Or perhaps you’re writing something with a mystical or religious bent. Last time I checked, “inspirational” was being used to mean mostly Christian inspirational stories, often sold in Christian bookstores. Before dubbing your novel “inspirational,” you need to make sure you know what that means to publishers at that particular point in time. (Genres can morph and change.) Does “inspirational” mean Christian-only? Can people see angels and demons or are the paranormal happenings limited to the miracle of a change of heart or someone waking up from a coma? What type of language is allowed?
And if you’re calling your manuscript a suspense, romantic suspense, or paranormal suspense, it needs to be, well…suspenseful. If it’s not, maybe it’s simply a paranormal, a romance or a mystery novel.
So how do you figure all this out?
1) Go to Barnes and Noble (or get on Amazon) and look for your genre. Do the covers seem appropriate for the type of story you’ve written?
2) If so, pick up some of those books and read them. If you’re short on money, remember that many on-line booksellers have free reads. Some publishers, like Ellora’s Cave, do too. If you have an e-reader, you can download samples of lots of books to get a wider view of the genre. And many bookstores let you sit around and read their books all day.
(The reason I’m not mentioning the library here is that you’ll want to get the latest view of what’s happening. If you research online, check publication dates.)
3) Use your writing buddies. If you’re reading this article and you are not part of any writing group, in my opinion, you’re not ready to pitch to agents or submit your materials.

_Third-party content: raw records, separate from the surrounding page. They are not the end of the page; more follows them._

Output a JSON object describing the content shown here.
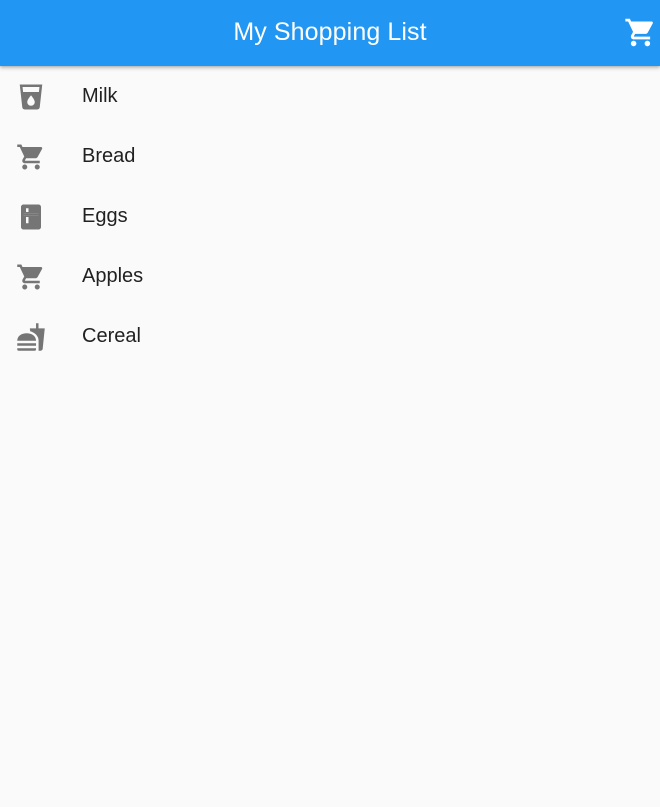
{
  "app_bar": {
    "title": "My Shopping List",
    "background_color": "#2196f3",
    "action_icon": "shopping-cart-icon"
  },
  "items": [
    {
      "label": "Milk",
      "icon": "local-drink-icon"
    },
    {
      "label": "Bread",
      "icon": "shopping-cart-icon"
    },
    {
      "label": "Eggs",
      "icon": "kitchen-icon"
    },
    {
      "label": "Apples",
      "icon": "shopping-cart-icon"
    },
    {
      "label": "Cereal",
      "icon": "fastfood-icon"
    }
  ],
  "colors": {
    "background": "#fafafa",
    "icon": "#757575",
    "text": "#212121"
  }
}
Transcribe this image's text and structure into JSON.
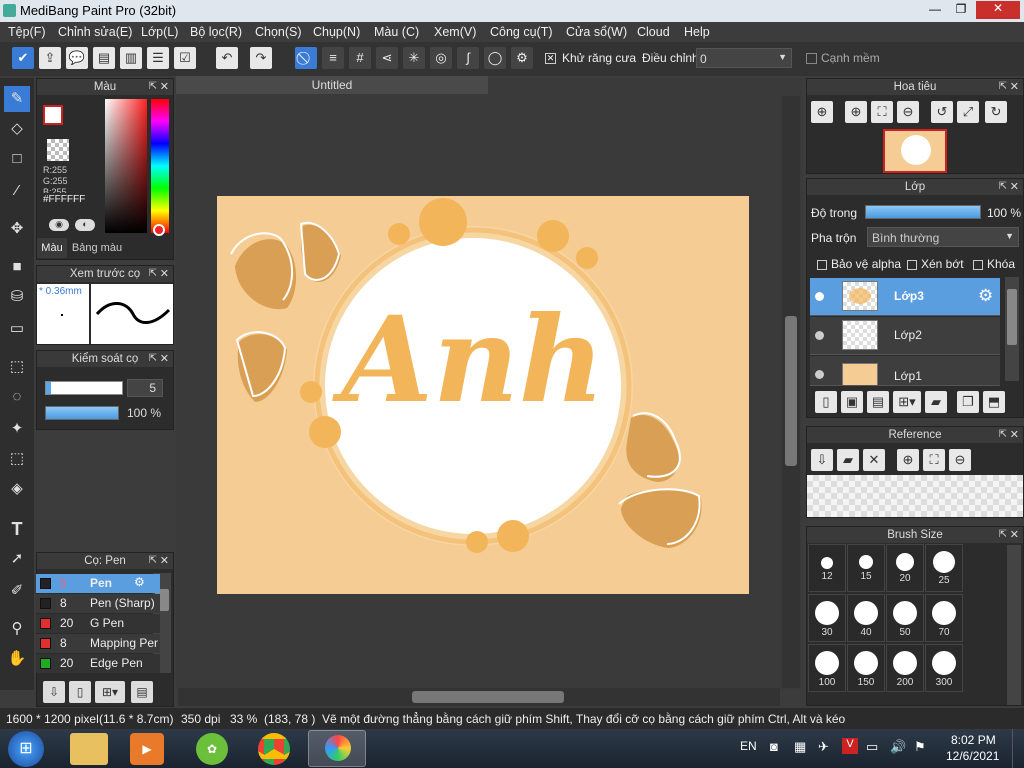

Writing and submitting with the help of other writers, rather than alone, is the difference between being raised by humans and being raised in the jungle by apes. Sure, Tarzan is hot, but can he tell a prologue from a preposition? Or a con artist from a reputable agent?
There are writer’s groups all over the world as well as on-line for all genres. Once you find a group, have several members who write what you write—or what you think you write—read your manuscript. Then ask them how they’d categorize it.
What if my story is a hybrid?
If you’ve done your research and you realize you have some sort of hybrid, don’t despair. While I don’t think “inspirotica” (inspirational erotica) will make a big splash any time soon, it’s possible that you’ve done something that’s been done successfully before, or you’ve managed to write the unimaginable hybrid very well.
I still remember how impressed I was with author Nina Bangs a few years ago. Although I’m not a big paranormal reader, I couldn’t resist buying a book that was described to me as a “futuristic historical Scottish paranormal.” The book was called Master of Ecstasy, and she really pulled it off. (Hat’s off to you, Nina.)
But I wouldn’t purposely try to go so far outside the box on your first try. Nina had a track record before she sprung Master of Ecstasy on her editors.
For now, it would just be nice to know whether you’re selling a paranormal suspense or a sci-fi thriller.